by Parliamentary Opposition Leader, DAP Secretary-General and MP for Kota Melaka, Lim Kit Siang, in Petaling Jaya on Friday, April 29, 1983:
DAP calls for clarification on proposed amendment to termination benefits regulations.
The Labour Minister, Datuk Mak Hon Kam, said at the inaugural meeting of the Electricity Industry Employers’ Association yesterday that the government was gazetting an amendment to Regulation 8 of the Employment (Termination and Lay-Off Benefits) Regulation to disallow workers to opt for payment of termination benefits following a change of ownership of their firm if the new owners offer them employment on terms and conditions no less favourable than existing ones.
It is evident from the announcement that the new employer would not be required to offer similar terms of employment to all existing workers, but could choose and pick.
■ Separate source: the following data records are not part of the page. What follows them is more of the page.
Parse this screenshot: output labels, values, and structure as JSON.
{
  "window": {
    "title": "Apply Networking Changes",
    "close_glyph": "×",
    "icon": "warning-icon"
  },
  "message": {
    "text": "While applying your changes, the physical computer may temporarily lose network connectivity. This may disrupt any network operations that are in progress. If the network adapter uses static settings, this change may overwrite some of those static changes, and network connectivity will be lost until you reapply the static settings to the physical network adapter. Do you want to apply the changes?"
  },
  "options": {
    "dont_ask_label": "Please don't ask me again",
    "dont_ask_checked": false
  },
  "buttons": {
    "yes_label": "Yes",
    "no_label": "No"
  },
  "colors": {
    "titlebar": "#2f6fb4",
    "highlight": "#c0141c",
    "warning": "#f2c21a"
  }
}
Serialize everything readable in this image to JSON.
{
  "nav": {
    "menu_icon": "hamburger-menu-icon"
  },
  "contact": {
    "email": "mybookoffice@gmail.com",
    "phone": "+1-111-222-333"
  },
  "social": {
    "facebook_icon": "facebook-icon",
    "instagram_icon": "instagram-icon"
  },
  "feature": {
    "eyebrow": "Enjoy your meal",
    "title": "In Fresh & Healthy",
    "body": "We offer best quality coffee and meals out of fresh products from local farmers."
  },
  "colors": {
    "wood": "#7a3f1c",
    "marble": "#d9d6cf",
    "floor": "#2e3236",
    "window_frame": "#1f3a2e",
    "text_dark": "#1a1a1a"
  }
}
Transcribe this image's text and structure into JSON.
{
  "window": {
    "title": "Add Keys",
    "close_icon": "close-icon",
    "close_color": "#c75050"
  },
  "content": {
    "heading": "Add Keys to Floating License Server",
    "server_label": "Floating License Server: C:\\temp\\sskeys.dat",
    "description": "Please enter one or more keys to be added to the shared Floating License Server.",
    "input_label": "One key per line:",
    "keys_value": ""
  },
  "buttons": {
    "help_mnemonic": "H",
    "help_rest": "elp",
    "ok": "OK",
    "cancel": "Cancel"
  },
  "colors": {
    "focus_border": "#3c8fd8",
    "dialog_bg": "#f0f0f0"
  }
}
There is a danger that this might be abused by employers to retrench certain portions of their work force, by way of a change of legal ownership, whether for purposes of restructuring of the work force or for other reason, which would be inimical to the interests of the workers.
Secondly, it is not clear what the Labour Minister means by ‘terms and conditions no less favourable than existing ones’. Does this apply merely to salary and working conditions, or it is extended to all the rights that a worker accrues because of his length of service, such as continuity of length of service in the previous firm for purposes of computation of gratuity, annual leave, etc.
Before the new amendment to the Employment (Termination and Lay-Off Benefit) Regulation is gazetted, the Labour Minister should make public the draft regulation for comment and reaction from both employers and workers. As the government talks so much about the concept of Malaysia Inc. on the close rapport and working relationship between the government, employers and labour, the Labour Minister must set the example of securing consensus and fullest consultation before amendment of labour laws or regulations.
In this connection, I find it rather odd that the Labour Minister should be inaugurating an Electrical Industry Employers’ Association, when the Government is now advocating in-house unions. Or does the Labour Minister mean that employers from an industry can unite, but not the workers in the same industry.
It cannot escape notice that in matters affecting employers, the Ministry of Labour can act with unusual speed. But in matters which affect workers, the Labour Ministry cannot get out of its snail-pace movement. A good example is the long-standing scandal of the SOCSO benefits, where for the first ten years from 1971 to 1980, SOCSO collected $243 million in contributions but only paid out benefits worth $17 million to workers injured in industrial accidents and $6.5 million in medical expenses. The Labour Minister should explain why the Labour Ministry applies such double standards to problems of employers and of workers.